“Whatever” topped Marist College’s recent list of the most annoying conversational word or phrase, the choice of 47% of the 938 Americans surveyed. “You know” finished second with 25%, followed by “it is what it is” (11%), “anyway” (7%) and “at the end of the day” (2%). Those were, like, uh, the only five choices–ignoring many other deserving candidates.

As usual, I’m outside the mainstream on this. To me, an awkward “you know” (or two, or 10) is the biggest turnoff in a person’s conversation. “Whatever” can have several connotations, depending how it’s delivered. With the right nuance, it can still be an effective word to express exasperation or dissonance. Regardless of how a speaker says it, the word always conveys some meaning.

“You know,” on the other hand, has no redeeming value. It’s an obstacle, a conversational stalling tactic, a sure sign of indecision and nervousness. Look at Caroline Kennedy: One “you know”-laden interview killed her quest to succeed Hilary Clinton as U.S. Senator from New York.

In writing, of course, the list of overused expressions runs much longer than these five conversational annoyances. But when you’re writing a letter to a prospective client, a memo to your team or a report, it’s hard to know when a particular expression crosses over from widely understood figure of speech to sad cliché. Nor does it always matter; if the phrase is still connecting with your audience, using a cliché might be entirely appropriate.

Ultimately, it’s purely a matter of taste, of finding a balance and a rhythm in your writing and adopting a tone that feels natural. Finding that happy medium is another reason everyone can use an objective editor.

Advertisements

1 Comment

Filed under Writing Tips

One response to “Cliché or Not Cliché

  1. Pingback: More Banished Phrases « The Long and Short of It

Leave a Reply

Fill in your details below or click an icon to log in:

WordPress.com Logo

You are commenting using your WordPress.com account. Log Out / Change )

Twitter picture

You are commenting using your Twitter account.
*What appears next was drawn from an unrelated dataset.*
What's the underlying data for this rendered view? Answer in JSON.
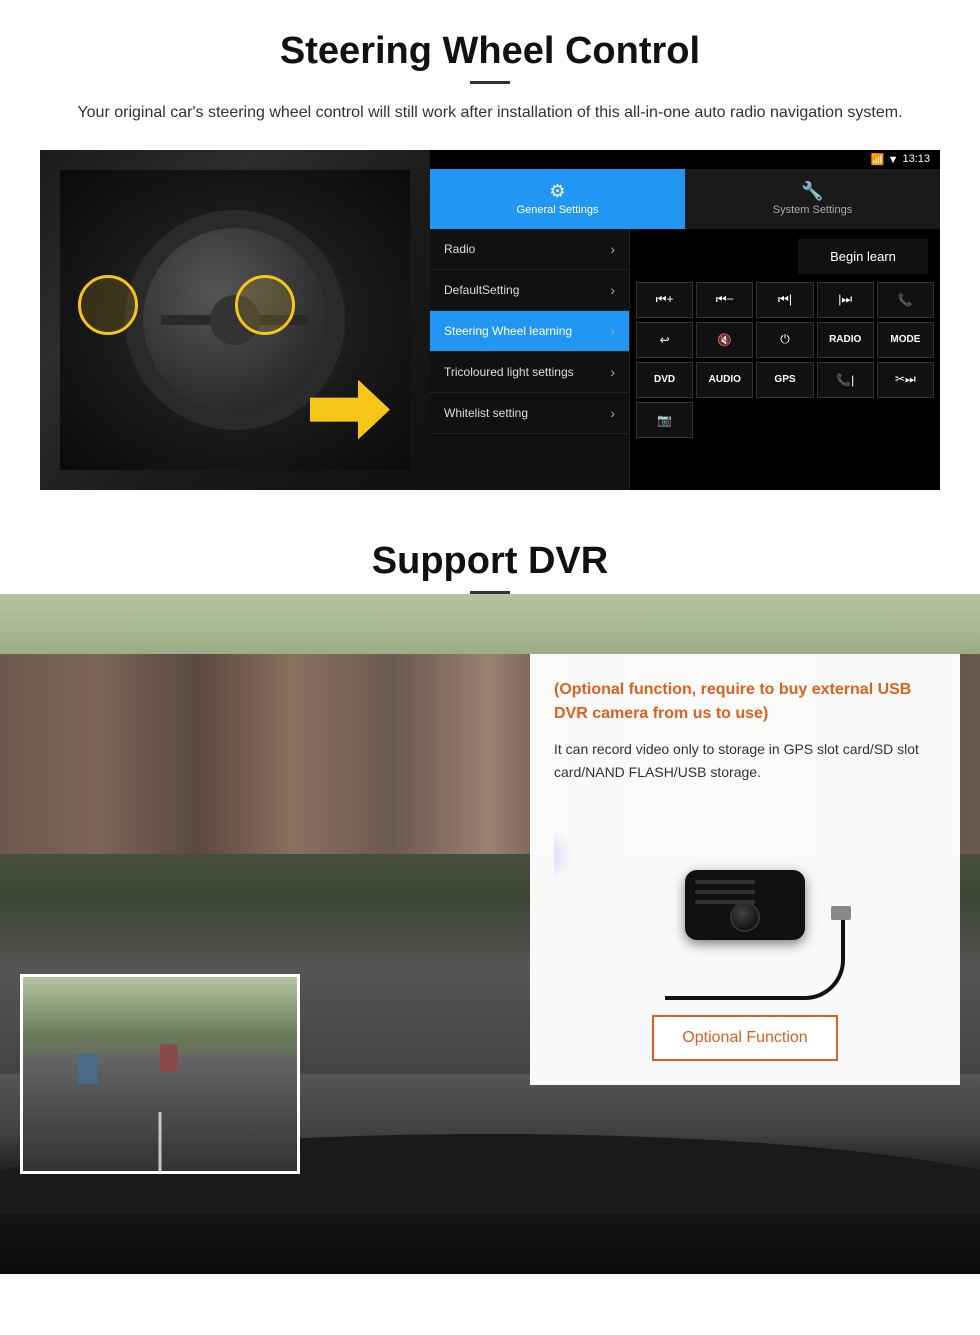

Log Out / Change )

Facebook photo

You are commenting using your Facebook account. Log Out / Change )

Google+ photo

You are commenting using your Google+ account. Log Out / Change )

Connecting to %s